Feeding a weak or unhealthy Venus Flytrap too many insects can work counterproductive. There will be a big chance that the traps won’t close or open because the plant will simply not have the energy to do so.

While there is a big debate going on about if overfeeding a VFT is possible or not, it’s best not to explore the plants’ limits.

6. Snap Traps Have Been Triggered Too Often

Most snap traps can be triggered 10-12 times before they turn into photosynthesis leaves and eventually die and fall off. Then the plant will produce a new trap from its underground stems.

No matter how the traps got triggered, by finger or by insect – when the trap has reached its closing and opening limit, it will die, and not open again.

But, don’t worry..

Only the snap traps will die, the life span of the stem of the plant has been estimated to live up to 20 years and longer. Besides, even when the plant is held in perfect conditions and is healthy, the snap traps will still die after 10-12 times of closing and opening.

7. Dormancy

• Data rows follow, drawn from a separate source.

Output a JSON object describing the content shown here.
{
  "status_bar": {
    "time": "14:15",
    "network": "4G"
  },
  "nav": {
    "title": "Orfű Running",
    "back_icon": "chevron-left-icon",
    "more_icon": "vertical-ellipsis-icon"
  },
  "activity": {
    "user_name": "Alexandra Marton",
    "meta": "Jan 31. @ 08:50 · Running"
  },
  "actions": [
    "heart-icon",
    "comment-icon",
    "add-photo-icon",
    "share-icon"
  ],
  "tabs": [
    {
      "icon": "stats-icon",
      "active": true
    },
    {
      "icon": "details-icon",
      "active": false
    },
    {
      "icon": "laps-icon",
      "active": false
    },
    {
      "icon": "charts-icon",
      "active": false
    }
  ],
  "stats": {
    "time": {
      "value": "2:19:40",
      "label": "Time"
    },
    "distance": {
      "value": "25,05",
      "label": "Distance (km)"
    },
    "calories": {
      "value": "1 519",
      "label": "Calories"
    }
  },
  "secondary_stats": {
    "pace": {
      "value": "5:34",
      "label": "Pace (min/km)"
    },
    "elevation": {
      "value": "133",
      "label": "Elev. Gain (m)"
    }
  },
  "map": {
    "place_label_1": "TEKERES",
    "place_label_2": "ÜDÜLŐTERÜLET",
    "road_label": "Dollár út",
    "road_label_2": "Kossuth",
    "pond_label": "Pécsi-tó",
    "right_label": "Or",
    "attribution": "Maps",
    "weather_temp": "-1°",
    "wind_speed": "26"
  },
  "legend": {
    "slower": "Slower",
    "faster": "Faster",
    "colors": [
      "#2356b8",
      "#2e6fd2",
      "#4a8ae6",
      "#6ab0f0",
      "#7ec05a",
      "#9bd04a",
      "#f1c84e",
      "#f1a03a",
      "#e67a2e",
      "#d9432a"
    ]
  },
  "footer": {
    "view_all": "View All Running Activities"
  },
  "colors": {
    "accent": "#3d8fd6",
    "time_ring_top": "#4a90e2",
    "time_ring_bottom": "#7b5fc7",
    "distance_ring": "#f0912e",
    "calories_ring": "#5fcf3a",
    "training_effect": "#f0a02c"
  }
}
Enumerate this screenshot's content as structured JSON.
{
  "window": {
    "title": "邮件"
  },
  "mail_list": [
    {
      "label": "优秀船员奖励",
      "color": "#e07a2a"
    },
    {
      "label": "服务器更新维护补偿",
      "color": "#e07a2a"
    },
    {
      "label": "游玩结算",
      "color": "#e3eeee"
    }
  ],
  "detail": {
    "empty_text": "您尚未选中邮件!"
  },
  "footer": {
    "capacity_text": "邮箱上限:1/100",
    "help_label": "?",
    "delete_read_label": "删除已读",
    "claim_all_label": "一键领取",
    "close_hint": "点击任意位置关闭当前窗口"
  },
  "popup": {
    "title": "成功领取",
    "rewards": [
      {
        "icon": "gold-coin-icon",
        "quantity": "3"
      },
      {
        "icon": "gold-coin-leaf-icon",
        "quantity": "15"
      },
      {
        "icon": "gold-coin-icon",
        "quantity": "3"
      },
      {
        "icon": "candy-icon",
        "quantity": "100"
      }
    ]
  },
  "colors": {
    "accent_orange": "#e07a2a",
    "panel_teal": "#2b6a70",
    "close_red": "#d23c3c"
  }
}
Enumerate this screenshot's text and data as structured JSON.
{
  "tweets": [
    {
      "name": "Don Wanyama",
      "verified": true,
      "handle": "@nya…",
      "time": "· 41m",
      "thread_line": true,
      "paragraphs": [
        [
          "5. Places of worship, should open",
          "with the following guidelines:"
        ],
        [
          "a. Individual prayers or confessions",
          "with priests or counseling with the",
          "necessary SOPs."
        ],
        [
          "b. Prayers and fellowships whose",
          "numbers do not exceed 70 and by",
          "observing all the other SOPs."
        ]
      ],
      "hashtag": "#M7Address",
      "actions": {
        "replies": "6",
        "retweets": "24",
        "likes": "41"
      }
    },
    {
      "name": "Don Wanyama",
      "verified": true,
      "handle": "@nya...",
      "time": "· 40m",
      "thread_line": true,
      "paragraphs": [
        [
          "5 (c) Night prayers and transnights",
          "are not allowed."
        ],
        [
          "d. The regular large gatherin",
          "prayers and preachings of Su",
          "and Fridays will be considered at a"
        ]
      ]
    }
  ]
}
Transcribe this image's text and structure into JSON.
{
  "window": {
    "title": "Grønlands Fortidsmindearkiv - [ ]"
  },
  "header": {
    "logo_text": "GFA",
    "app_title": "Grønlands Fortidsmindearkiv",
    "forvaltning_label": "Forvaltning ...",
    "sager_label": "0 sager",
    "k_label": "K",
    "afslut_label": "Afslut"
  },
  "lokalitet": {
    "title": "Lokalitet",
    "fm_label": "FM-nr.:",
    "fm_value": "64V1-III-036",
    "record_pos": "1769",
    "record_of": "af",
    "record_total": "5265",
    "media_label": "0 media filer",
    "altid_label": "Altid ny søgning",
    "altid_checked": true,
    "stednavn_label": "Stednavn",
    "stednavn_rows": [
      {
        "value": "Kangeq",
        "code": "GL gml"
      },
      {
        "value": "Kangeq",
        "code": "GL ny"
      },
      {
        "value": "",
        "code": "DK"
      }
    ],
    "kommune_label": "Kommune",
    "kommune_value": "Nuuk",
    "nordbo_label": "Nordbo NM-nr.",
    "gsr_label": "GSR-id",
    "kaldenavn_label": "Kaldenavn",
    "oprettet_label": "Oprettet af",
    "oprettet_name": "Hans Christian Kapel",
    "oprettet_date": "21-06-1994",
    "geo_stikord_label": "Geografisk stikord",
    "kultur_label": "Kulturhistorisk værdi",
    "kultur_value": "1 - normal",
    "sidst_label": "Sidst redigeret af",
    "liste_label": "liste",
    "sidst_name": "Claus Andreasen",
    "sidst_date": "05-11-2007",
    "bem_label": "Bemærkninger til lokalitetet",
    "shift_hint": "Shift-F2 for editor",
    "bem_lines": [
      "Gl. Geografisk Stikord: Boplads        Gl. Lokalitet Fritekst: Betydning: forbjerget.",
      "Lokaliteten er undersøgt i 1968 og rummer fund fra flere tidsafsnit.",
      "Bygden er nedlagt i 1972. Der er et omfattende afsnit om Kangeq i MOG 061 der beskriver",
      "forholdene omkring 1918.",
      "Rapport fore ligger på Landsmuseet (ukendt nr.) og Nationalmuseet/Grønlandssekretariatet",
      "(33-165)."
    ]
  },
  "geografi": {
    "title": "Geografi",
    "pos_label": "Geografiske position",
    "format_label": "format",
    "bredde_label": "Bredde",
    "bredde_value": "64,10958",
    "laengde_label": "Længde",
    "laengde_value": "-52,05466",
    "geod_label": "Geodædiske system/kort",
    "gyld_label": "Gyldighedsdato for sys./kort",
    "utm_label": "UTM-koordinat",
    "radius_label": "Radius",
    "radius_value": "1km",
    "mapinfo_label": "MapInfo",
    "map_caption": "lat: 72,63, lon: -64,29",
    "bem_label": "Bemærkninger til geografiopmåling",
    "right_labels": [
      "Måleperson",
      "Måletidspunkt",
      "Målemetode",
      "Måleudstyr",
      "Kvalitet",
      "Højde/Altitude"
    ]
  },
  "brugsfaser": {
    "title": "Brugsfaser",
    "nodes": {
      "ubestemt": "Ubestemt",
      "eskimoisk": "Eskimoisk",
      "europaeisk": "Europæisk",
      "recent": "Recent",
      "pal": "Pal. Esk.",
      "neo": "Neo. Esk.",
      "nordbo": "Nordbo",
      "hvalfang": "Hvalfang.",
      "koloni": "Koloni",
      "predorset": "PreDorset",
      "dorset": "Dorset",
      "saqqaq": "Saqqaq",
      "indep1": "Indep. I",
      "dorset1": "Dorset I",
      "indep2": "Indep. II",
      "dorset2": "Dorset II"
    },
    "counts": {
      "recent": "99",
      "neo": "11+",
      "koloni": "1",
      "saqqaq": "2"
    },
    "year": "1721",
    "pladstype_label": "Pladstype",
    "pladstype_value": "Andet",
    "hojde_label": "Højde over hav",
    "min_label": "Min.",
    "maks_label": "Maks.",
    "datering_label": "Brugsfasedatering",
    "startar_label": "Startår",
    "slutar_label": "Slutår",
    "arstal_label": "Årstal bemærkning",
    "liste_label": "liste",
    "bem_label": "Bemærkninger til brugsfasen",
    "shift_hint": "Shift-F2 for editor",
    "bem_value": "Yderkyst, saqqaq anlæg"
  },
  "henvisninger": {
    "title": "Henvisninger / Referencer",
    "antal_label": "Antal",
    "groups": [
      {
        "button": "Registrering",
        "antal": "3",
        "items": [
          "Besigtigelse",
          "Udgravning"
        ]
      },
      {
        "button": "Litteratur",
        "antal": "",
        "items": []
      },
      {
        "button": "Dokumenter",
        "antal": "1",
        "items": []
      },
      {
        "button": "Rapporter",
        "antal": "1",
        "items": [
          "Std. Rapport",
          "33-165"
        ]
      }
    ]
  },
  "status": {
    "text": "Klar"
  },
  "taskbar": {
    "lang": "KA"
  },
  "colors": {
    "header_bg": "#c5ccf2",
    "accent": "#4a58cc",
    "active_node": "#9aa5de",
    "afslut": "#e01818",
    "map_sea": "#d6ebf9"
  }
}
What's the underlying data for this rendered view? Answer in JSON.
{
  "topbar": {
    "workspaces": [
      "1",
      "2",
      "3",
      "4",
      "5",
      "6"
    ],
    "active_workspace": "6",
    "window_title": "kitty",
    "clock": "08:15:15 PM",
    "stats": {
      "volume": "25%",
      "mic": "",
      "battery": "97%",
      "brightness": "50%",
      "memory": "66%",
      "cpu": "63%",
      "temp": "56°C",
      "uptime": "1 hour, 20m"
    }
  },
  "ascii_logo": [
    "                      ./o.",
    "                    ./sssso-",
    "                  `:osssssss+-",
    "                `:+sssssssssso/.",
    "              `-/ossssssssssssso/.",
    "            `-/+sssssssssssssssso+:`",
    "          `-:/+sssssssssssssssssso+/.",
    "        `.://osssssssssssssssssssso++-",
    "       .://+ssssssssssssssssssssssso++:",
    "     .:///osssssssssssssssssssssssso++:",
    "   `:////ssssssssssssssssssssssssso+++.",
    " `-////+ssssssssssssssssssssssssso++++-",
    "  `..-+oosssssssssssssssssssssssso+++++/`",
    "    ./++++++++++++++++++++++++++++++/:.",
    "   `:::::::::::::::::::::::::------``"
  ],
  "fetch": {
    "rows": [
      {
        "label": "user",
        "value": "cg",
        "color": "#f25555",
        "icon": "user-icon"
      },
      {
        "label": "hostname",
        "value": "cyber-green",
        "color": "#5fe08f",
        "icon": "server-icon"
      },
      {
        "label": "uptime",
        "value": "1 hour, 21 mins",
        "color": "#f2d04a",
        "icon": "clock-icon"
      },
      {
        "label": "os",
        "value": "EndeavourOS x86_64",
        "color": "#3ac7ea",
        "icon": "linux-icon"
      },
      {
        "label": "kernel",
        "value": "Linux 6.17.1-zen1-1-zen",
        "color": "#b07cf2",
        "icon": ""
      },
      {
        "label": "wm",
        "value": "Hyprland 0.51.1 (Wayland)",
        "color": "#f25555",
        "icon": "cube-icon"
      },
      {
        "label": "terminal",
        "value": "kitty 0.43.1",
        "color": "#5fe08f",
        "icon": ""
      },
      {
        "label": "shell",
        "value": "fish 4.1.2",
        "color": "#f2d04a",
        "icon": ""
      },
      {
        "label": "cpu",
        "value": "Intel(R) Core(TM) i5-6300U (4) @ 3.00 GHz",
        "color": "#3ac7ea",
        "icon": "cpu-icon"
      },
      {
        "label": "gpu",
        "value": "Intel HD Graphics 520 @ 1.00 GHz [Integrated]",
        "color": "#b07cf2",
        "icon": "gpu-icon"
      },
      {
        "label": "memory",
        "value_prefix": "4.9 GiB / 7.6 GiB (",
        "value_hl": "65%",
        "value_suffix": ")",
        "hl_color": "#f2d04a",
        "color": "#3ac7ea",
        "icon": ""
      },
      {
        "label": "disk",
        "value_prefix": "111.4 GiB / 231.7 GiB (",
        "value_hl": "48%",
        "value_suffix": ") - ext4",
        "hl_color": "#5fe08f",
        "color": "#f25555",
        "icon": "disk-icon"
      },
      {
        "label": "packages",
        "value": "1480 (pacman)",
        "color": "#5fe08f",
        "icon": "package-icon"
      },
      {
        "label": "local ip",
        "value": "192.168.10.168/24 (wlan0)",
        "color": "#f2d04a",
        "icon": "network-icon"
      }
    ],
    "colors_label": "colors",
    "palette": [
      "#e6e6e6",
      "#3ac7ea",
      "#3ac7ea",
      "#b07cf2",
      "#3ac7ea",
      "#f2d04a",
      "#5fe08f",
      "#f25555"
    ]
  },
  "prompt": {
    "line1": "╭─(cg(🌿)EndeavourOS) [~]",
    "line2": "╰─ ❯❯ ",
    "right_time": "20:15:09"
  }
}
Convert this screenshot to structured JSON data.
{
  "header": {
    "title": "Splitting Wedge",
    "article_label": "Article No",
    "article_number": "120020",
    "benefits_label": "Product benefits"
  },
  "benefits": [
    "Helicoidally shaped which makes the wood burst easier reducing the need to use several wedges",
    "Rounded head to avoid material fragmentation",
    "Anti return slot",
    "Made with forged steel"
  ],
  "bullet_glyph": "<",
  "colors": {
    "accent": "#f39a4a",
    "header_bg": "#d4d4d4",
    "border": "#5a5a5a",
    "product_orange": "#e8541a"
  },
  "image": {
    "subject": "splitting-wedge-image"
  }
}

When winter comes around, the Venus Flytrap goes to sleep, just like trees do.

There is less sunlight, which means the plant will have less energy will grow at a slower rate. It’s also cold in the winter, which means there are fewer insects to catch.

Because of these seasonal changes, the plant will receive less energy and nutrients in the winter. The plant has to preserve energy to stay alive, which it does by letting fall of all snap traps. But before the trap leaves fall off, there is a big chance that the trap will not close.

Venus Flytraps don’t necessarily need to go dormant, they can grow well inside under artificial lights at all times.

However, letting the plant go dormant in the winter might be healthier for the plant because it mimics the natural environment of the plant.

BONUS: Why Won’t Your Venus Flytrap Open

Here is a quick list of possible causes that the trap of a Dionaea muscipula or “Venus Flytrap” won’t open. Keep in mind that it can be more than one of these causes combined that are causing the plant not to open anymore.

  • There is an insect in the trap
    You just have to wait patiently until the trap reopens (time for digesting is between 5-12 days, depending on how big the insect is that it has caught)
  • The insect that it has caught is too big for the trap
    If the snap trap remains half-open while digesting an insect, there is a big chance that the trap will go black and fall off. Because the trap is not sealed, bacteria can enter the snap trap infecting it and making it rot
  • The plant is dying
    This can be the cause of many things going wrong (Root rot? Funges? Bad soil? Wrong kind of water? Not enough light?)
  • Dormancy
    During the cold season, this plant goes dormant (in the winter)